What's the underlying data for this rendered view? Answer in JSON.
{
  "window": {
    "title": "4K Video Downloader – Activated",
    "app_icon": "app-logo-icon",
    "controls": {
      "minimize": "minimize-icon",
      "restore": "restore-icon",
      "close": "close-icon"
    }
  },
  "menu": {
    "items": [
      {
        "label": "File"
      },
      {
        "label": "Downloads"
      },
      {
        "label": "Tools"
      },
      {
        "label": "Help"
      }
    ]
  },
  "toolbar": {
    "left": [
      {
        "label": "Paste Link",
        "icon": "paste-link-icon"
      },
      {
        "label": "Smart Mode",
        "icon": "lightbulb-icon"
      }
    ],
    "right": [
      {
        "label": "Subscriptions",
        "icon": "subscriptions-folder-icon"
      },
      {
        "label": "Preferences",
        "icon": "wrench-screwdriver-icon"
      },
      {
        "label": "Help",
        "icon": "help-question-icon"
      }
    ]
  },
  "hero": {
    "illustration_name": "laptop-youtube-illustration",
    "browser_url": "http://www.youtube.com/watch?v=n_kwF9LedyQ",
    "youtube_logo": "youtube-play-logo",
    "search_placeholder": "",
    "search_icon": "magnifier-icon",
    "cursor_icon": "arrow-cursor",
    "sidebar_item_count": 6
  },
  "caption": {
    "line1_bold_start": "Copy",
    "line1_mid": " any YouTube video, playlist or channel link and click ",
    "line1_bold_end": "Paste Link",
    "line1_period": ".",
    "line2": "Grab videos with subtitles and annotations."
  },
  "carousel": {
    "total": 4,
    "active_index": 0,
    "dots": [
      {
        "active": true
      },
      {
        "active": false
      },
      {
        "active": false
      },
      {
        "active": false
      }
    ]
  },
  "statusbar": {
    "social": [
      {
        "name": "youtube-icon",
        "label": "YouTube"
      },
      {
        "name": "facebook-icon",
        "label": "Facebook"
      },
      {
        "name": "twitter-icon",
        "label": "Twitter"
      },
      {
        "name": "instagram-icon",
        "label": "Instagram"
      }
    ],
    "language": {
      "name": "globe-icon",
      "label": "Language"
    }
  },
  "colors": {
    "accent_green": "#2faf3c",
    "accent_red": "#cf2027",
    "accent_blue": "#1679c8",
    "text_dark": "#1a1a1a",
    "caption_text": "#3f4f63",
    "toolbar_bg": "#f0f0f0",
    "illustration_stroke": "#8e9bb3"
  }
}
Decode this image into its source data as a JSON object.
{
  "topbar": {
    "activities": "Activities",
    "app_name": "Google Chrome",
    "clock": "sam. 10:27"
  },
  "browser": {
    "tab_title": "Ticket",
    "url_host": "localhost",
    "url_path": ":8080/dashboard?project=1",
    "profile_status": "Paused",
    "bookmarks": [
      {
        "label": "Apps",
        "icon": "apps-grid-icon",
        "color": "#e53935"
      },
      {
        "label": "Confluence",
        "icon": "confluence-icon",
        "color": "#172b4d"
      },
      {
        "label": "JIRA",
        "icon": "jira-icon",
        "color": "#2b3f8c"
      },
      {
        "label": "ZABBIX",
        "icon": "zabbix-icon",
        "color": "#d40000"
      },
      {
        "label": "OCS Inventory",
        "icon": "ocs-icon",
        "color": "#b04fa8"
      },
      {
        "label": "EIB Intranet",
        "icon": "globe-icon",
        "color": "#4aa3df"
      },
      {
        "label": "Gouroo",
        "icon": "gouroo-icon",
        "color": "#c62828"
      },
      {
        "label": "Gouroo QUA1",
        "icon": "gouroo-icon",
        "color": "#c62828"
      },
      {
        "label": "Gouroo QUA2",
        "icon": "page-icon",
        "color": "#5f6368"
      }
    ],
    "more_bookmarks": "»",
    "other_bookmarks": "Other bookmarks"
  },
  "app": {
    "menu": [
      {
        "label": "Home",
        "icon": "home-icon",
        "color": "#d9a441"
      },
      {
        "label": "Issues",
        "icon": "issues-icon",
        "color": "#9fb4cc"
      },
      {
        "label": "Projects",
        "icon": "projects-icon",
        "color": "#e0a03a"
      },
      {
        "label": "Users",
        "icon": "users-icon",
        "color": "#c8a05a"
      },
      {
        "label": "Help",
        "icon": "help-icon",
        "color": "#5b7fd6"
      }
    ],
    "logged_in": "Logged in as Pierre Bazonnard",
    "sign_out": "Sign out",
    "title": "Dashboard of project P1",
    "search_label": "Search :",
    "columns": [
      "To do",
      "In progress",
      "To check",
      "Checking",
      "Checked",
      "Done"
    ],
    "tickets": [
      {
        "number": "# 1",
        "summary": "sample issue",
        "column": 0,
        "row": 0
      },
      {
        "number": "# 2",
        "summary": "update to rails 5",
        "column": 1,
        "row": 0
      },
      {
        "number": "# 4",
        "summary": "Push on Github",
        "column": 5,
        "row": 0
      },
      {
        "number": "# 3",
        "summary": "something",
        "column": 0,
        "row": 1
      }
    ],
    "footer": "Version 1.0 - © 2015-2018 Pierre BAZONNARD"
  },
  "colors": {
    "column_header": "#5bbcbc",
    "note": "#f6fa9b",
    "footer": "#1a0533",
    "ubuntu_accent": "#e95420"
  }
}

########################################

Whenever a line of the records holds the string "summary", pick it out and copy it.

• [PROBLEM SOLUTION]:
        "summary": "sample issue",
        "summary": "update to rails 5",
        "summary": "Push on Github",
        "summary": "something",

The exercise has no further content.